• _Provided entries_:
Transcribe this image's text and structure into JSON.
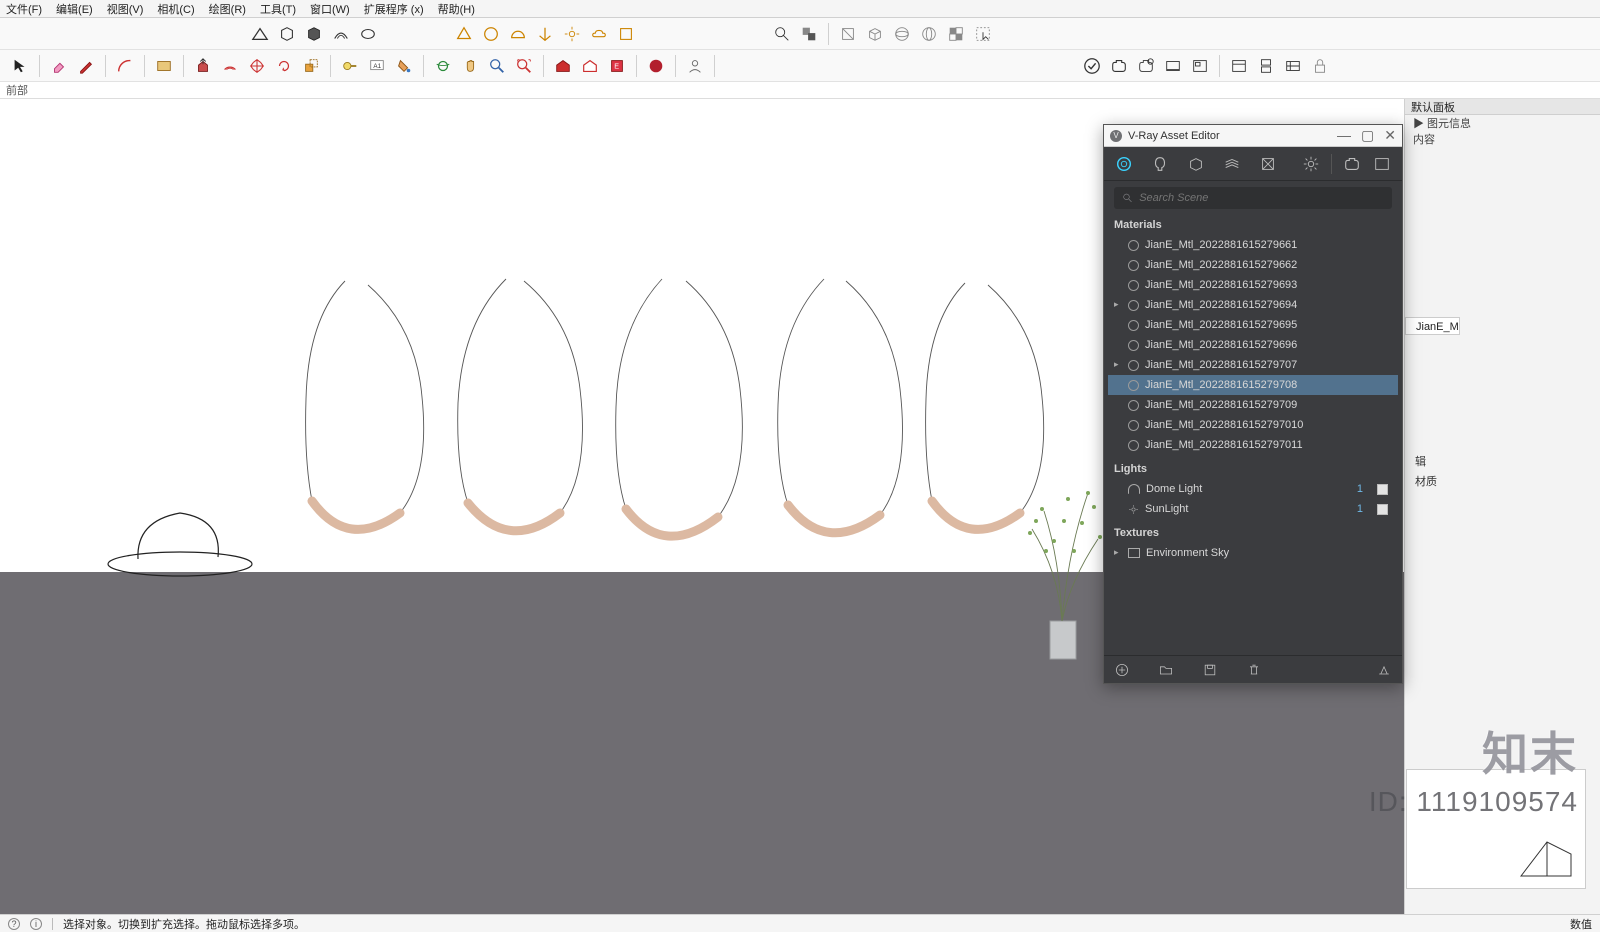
{
  "menubar": {
    "items": [
      "文件(F)",
      "编辑(E)",
      "视图(V)",
      "相机(C)",
      "绘图(R)",
      "工具(T)",
      "窗口(W)",
      "扩展程序 (x)",
      "帮助(H)"
    ]
  },
  "toolbar": {
    "row1_left_count": 17,
    "row1_right_count": 9,
    "row2_count": 22,
    "row2_right_count": 10
  },
  "subheader": {
    "label": "前部"
  },
  "right_panel": {
    "title": "默认面板",
    "subtitle": "▶ 图元信息",
    "content": "内容",
    "material_field": "JianE_M",
    "edit_label": "辑",
    "material_tab": "材质"
  },
  "vray": {
    "title": "V-Ray Asset Editor",
    "search_placeholder": "Search Scene",
    "sections": {
      "materials": {
        "label": "Materials",
        "items": [
          {
            "name": "JianE_Mtl_2022881615279661",
            "expandable": false
          },
          {
            "name": "JianE_Mtl_2022881615279662",
            "expandable": false
          },
          {
            "name": "JianE_Mtl_2022881615279693",
            "expandable": false
          },
          {
            "name": "JianE_Mtl_2022881615279694",
            "expandable": true
          },
          {
            "name": "JianE_Mtl_2022881615279695",
            "expandable": false
          },
          {
            "name": "JianE_Mtl_2022881615279696",
            "expandable": false
          },
          {
            "name": "JianE_Mtl_2022881615279707",
            "expandable": true
          },
          {
            "name": "JianE_Mtl_2022881615279708",
            "expandable": false,
            "selected": true
          },
          {
            "name": "JianE_Mtl_2022881615279709",
            "expandable": false
          },
          {
            "name": "JianE_Mtl_20228816152797010",
            "expandable": false
          },
          {
            "name": "JianE_Mtl_20228816152797011",
            "expandable": false
          }
        ]
      },
      "lights": {
        "label": "Lights",
        "items": [
          {
            "name": "Dome Light",
            "type": "dome",
            "count": "1",
            "enabled": true
          },
          {
            "name": "SunLight",
            "type": "sun",
            "count": "1",
            "enabled": true
          }
        ]
      },
      "textures": {
        "label": "Textures",
        "items": [
          {
            "name": "Environment Sky",
            "expandable": true
          }
        ]
      }
    }
  },
  "statusbar": {
    "hint": "选择对象。切换到扩充选择。拖动鼠标选择多项。",
    "right": "数值"
  },
  "watermark": {
    "brand": "知末",
    "id_prefix": "ID: ",
    "id": "1119109574"
  }
}
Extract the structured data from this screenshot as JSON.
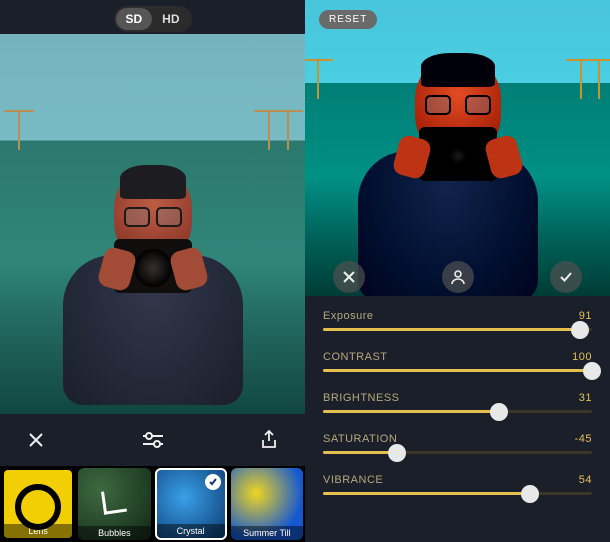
{
  "quality": {
    "options": [
      "SD",
      "HD"
    ],
    "active_index": 0
  },
  "left_toolbar": {
    "close_icon": "✕",
    "adjust_icon": "sliders",
    "share_icon": "share"
  },
  "filters": [
    {
      "label": "Lens",
      "selected": false
    },
    {
      "label": "Bubbles",
      "selected": true
    },
    {
      "label": "Crystal",
      "selected": false,
      "applied": true
    },
    {
      "label": "Summer Till",
      "selected": false
    }
  ],
  "right": {
    "reset_label": "RESET",
    "action_close": "✕",
    "action_portrait": "portrait",
    "action_confirm": "✓"
  },
  "sliders": [
    {
      "name": "Exposure",
      "value": 91,
      "min": -100,
      "max": 100
    },
    {
      "name": "CONTRAST",
      "value": 100,
      "min": -100,
      "max": 100
    },
    {
      "name": "BRIGHTNESS",
      "value": 31,
      "min": -100,
      "max": 100
    },
    {
      "name": "SATURATION",
      "value": -45,
      "min": -100,
      "max": 100
    },
    {
      "name": "VIBRANCE",
      "value": 54,
      "min": -100,
      "max": 100
    }
  ]
}
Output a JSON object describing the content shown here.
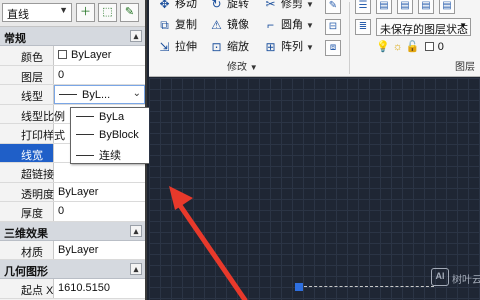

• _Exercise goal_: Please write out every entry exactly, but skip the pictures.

• _Expected answer_:
Transcribe this image's text and structure into JSON.
{
  "menubar": {
    "items": [
      "文件(F)",
      "编辑(E)",
      "视图(V)",
      "相机(C)",
      "绘图(R)",
      "工具(T)",
      "窗口(W)",
      "扩展程序 (x)",
      "帮助(H)"
    ]
  },
  "toolbar": {
    "row1_left_count": 17,
    "row1_right_count": 9,
    "row2_count": 22,
    "row2_right_count": 10
  },
  "subheader": {
    "label": "前部"
  },
  "right_panel": {
    "title": "默认面板",
    "subtitle": "▶ 图元信息",
    "content": "内容",
    "material_field": "JianE_M",
    "edit_label": "辑",
    "material_tab": "材质"
  },
  "vray": {
    "title": "V-Ray Asset Editor",
    "search_placeholder": "Search Scene",
    "sections": {
      "materials": {
        "label": "Materials",
        "items": [
          {
            "name": "JianE_Mtl_2022881615279661",
            "expandable": false
          },
          {
            "name": "JianE_Mtl_2022881615279662",
            "expandable": false
          },
          {
            "name": "JianE_Mtl_2022881615279693",
            "expandable": false
          },
          {
            "name": "JianE_Mtl_2022881615279694",
            "expandable": true
          },
          {
            "name": "JianE_Mtl_2022881615279695",
            "expandable": false
          },
          {
            "name": "JianE_Mtl_2022881615279696",
            "expandable": false
          },
          {
            "name": "JianE_Mtl_2022881615279707",
            "expandable": true
          },
          {
            "name": "JianE_Mtl_2022881615279708",
            "expandable": false,
            "selected": true
          },
          {
            "name": "JianE_Mtl_2022881615279709",
            "expandable": false
          },
          {
            "name": "JianE_Mtl_20228816152797010",
            "expandable": false
          },
          {
            "name": "JianE_Mtl_20228816152797011",
            "expandable": false
          }
        ]
      },
      "lights": {
        "label": "Lights",
        "items": [
          {
            "name": "Dome Light",
            "type": "dome",
            "count": "1",
            "enabled": true
          },
          {
            "name": "SunLight",
            "type": "sun",
            "count": "1",
            "enabled": true
          }
        ]
      },
      "textures": {
        "label": "Textures",
        "items": [
          {
            "name": "Environment Sky",
            "expandable": true
          }
        ]
      }
    }
  },
  "statusbar": {
    "hint": "选择对象。切换到扩充选择。拖动鼠标选择多项。",
    "right": "数值"
  },
  "watermark": {
    "brand": "知末",
    "id_prefix": "ID: ",
    "id": "1119109574"
  }
}
Extract the structured data from this screenshot as JSON.
{
  "quality": {
    "options": [
      "SD",
      "HD"
    ],
    "active_index": 0
  },
  "left_toolbar": {
    "close_icon": "✕",
    "adjust_icon": "sliders",
    "share_icon": "share"
  },
  "filters": [
    {
      "label": "Lens",
      "selected": false
    },
    {
      "label": "Bubbles",
      "selected": true
    },
    {
      "label": "Crystal",
      "selected": false,
      "applied": true
    },
    {
      "label": "Summer Till",
      "selected": false
    }
  ],
  "right": {
    "reset_label": "RESET",
    "action_close": "✕",
    "action_portrait": "portrait",
    "action_confirm": "✓"
  },
  "sliders": [
    {
      "name": "Exposure",
      "value": 91,
      "min": -100,
      "max": 100
    },
    {
      "name": "CONTRAST",
      "value": 100,
      "min": -100,
      "max": 100
    },
    {
      "name": "BRIGHTNESS",
      "value": 31,
      "min": -100,
      "max": 100
    },
    {
      "name": "SATURATION",
      "value": -45,
      "min": -100,
      "max": 100
    },
    {
      "name": "VIBRANCE",
      "value": 54,
      "min": -100,
      "max": 100
    }
  ]
}
Output a JSON object describing the content shown here.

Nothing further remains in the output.